- _Aim of the task_
Could you find every line in the entries below that holds the word "Wikipedia" and copy it?

- _Raw data_
**********

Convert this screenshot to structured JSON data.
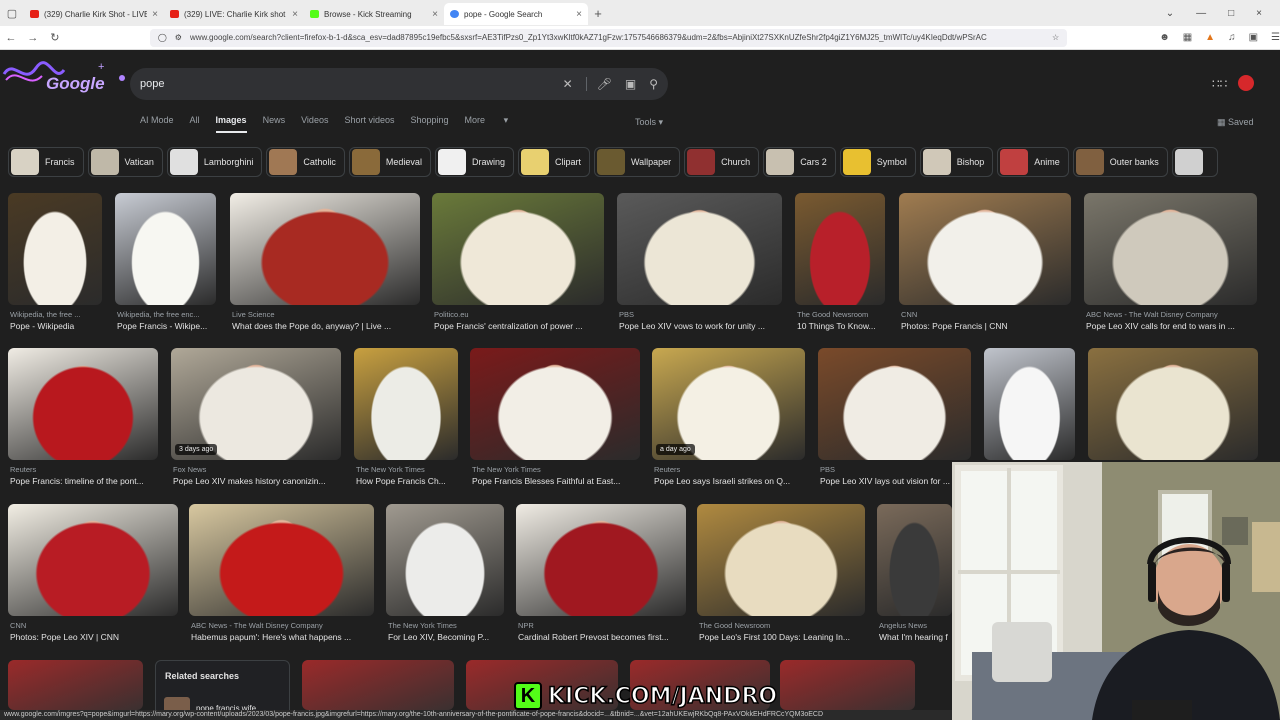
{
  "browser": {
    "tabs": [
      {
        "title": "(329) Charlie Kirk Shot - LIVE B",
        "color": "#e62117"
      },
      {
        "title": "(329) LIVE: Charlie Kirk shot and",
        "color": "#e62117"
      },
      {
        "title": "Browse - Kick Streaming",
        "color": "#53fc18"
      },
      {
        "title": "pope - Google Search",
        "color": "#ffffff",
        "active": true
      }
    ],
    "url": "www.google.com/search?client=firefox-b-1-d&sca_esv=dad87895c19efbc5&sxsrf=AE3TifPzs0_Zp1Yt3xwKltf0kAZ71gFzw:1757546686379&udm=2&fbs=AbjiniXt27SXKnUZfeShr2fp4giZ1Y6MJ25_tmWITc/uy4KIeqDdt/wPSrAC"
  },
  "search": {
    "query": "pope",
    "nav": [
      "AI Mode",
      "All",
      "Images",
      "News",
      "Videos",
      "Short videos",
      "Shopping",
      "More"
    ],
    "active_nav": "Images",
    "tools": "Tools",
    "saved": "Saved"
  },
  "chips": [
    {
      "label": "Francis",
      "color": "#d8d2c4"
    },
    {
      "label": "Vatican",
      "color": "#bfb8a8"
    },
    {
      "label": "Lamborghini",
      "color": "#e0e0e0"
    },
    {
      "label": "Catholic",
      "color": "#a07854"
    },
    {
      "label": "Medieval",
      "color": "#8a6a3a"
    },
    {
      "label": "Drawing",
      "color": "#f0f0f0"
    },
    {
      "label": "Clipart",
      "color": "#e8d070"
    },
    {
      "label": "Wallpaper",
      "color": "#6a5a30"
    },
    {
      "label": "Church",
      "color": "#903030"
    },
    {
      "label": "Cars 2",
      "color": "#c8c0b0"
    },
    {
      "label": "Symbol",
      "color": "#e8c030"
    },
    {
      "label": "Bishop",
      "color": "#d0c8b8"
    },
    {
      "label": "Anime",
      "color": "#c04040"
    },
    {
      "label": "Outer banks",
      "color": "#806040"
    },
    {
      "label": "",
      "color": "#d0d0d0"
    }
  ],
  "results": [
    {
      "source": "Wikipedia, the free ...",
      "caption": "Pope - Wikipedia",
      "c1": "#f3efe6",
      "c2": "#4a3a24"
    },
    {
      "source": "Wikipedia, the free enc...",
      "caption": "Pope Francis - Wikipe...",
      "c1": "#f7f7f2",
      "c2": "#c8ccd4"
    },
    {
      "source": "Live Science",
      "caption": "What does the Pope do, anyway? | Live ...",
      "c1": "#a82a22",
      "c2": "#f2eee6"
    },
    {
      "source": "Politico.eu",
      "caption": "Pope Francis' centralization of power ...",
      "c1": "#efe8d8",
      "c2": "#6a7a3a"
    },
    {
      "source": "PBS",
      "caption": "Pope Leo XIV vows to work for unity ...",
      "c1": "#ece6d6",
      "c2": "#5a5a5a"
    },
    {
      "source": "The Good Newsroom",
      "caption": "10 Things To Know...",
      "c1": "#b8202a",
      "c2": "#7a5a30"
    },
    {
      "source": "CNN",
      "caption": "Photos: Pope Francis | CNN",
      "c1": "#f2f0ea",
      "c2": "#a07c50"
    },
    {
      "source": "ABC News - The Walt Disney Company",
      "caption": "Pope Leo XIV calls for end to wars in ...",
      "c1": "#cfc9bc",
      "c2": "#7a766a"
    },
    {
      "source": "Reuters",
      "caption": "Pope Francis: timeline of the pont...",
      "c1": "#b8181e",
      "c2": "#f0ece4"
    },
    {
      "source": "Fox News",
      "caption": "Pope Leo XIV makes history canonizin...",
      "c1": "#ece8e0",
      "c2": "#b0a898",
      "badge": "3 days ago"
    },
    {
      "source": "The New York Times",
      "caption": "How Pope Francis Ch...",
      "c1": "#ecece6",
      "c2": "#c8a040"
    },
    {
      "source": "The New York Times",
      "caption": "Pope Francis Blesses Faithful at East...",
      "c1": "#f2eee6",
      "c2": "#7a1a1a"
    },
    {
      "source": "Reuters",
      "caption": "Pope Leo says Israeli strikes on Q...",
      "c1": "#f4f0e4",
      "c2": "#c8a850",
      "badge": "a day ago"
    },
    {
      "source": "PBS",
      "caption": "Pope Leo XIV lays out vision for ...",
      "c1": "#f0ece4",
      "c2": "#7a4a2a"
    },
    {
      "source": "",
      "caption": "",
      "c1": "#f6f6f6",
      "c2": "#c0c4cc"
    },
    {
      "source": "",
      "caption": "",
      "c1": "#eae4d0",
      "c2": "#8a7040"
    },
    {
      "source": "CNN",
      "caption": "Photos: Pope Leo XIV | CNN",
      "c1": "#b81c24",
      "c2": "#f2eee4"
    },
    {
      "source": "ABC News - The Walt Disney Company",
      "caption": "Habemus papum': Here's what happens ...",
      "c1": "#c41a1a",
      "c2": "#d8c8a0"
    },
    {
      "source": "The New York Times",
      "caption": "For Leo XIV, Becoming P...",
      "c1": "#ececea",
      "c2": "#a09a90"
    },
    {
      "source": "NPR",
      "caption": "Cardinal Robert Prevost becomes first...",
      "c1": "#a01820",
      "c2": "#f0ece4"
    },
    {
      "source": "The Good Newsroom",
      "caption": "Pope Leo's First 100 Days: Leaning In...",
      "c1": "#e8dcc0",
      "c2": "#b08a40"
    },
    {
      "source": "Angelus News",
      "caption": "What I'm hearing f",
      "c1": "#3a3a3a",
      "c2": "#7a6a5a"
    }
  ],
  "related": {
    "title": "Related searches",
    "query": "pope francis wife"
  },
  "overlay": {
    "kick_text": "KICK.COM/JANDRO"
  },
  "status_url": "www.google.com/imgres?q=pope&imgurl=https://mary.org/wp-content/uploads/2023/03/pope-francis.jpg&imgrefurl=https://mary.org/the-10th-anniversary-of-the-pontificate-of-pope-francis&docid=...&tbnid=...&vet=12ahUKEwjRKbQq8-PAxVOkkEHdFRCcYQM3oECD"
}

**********

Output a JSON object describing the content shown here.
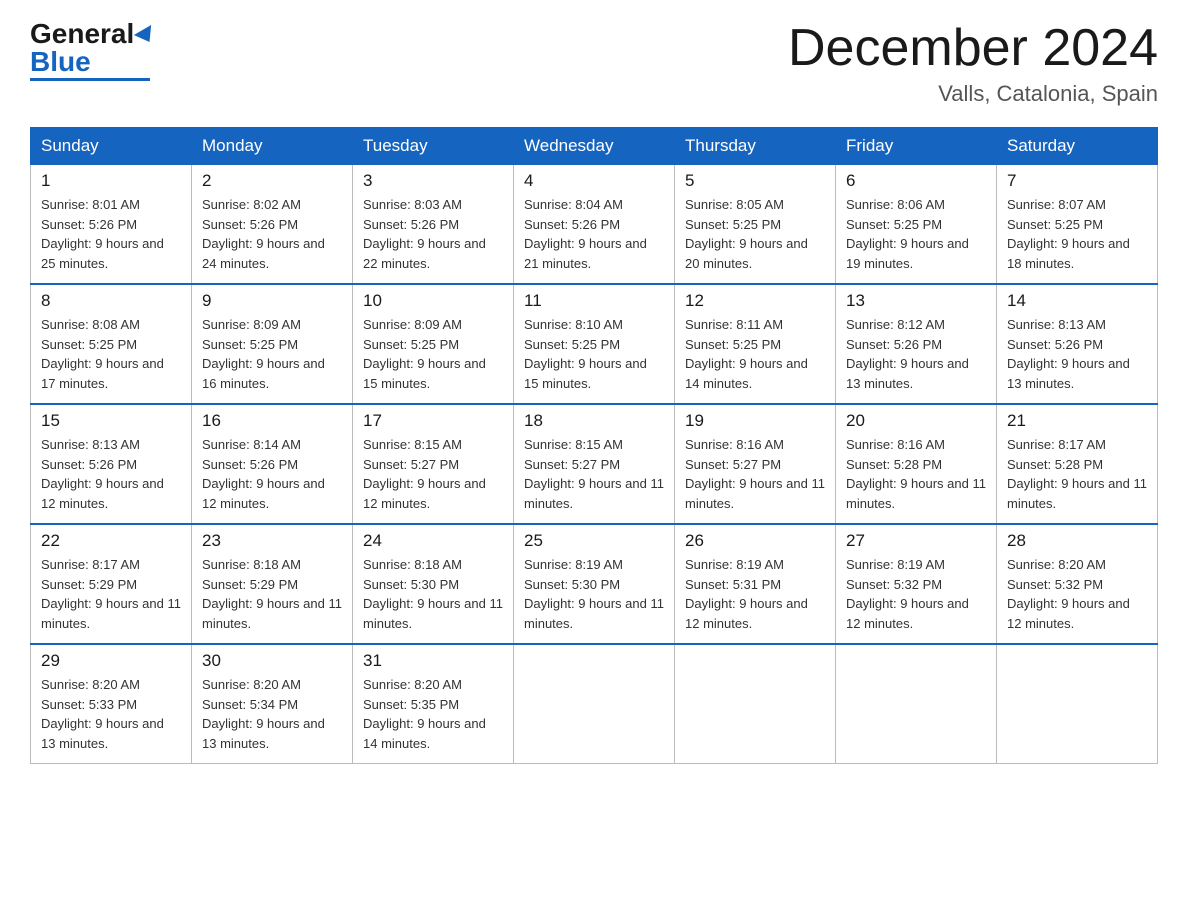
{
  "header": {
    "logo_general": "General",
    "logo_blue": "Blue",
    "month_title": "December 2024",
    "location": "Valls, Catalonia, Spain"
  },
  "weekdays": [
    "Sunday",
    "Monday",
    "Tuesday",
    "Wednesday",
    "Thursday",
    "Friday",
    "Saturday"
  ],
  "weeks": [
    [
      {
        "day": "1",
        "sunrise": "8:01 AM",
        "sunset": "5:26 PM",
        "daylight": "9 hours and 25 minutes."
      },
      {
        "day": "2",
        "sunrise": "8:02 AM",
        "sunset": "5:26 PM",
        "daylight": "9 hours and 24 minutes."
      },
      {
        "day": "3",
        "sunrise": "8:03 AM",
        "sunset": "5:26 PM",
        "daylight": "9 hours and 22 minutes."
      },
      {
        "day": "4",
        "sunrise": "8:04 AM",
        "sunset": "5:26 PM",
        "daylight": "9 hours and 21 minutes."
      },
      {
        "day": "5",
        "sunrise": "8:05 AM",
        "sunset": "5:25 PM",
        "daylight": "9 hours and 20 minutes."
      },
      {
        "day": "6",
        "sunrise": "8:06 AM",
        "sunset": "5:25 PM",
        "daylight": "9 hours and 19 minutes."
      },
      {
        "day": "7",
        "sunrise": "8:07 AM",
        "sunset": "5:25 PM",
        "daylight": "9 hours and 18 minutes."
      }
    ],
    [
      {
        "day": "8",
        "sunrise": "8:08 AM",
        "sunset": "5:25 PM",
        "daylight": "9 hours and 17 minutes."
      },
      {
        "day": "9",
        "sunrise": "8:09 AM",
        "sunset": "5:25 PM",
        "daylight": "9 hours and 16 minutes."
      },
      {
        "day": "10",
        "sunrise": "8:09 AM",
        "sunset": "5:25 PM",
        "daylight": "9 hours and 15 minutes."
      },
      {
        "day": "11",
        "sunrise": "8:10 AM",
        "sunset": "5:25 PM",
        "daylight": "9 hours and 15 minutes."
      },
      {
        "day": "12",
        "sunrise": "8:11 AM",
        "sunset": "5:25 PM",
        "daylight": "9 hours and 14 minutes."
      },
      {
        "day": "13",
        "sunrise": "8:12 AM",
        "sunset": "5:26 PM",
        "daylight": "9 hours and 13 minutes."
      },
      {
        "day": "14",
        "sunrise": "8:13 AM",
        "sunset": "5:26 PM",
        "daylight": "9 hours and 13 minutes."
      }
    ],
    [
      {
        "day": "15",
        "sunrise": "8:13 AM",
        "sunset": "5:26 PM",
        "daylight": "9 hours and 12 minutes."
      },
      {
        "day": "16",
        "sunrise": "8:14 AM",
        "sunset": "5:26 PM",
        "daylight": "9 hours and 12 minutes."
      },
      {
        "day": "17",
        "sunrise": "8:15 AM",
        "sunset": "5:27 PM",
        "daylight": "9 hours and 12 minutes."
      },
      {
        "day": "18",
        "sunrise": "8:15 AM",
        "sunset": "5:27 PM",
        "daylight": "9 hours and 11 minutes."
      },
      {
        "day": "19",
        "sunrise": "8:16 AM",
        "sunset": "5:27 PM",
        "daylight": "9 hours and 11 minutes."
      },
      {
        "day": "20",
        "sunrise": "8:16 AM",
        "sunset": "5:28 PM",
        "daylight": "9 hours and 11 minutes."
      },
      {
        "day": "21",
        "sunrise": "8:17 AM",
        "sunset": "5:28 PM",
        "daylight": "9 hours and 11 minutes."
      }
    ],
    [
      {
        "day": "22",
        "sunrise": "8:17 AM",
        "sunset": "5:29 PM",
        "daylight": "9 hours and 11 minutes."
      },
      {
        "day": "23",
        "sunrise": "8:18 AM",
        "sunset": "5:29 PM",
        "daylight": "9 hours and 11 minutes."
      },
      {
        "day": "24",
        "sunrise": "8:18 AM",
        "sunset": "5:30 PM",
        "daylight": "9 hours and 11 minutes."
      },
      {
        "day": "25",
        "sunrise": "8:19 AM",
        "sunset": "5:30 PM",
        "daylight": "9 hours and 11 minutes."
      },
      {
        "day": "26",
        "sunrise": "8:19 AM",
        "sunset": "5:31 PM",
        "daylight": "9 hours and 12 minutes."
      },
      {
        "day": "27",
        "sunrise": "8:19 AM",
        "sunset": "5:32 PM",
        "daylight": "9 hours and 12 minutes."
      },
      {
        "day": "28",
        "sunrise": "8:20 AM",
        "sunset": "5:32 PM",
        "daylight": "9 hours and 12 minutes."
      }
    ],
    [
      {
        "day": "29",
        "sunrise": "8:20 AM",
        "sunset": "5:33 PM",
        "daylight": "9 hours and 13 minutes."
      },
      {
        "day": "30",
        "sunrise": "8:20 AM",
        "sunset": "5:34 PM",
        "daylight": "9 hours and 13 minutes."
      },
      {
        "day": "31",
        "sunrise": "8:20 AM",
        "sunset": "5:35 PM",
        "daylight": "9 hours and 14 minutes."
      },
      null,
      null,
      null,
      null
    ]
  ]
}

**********

- _Task result_
      "source": "Wikipedia, the free ...",
      "caption": "Pope - Wikipedia",
      "source": "Wikipedia, the free enc...",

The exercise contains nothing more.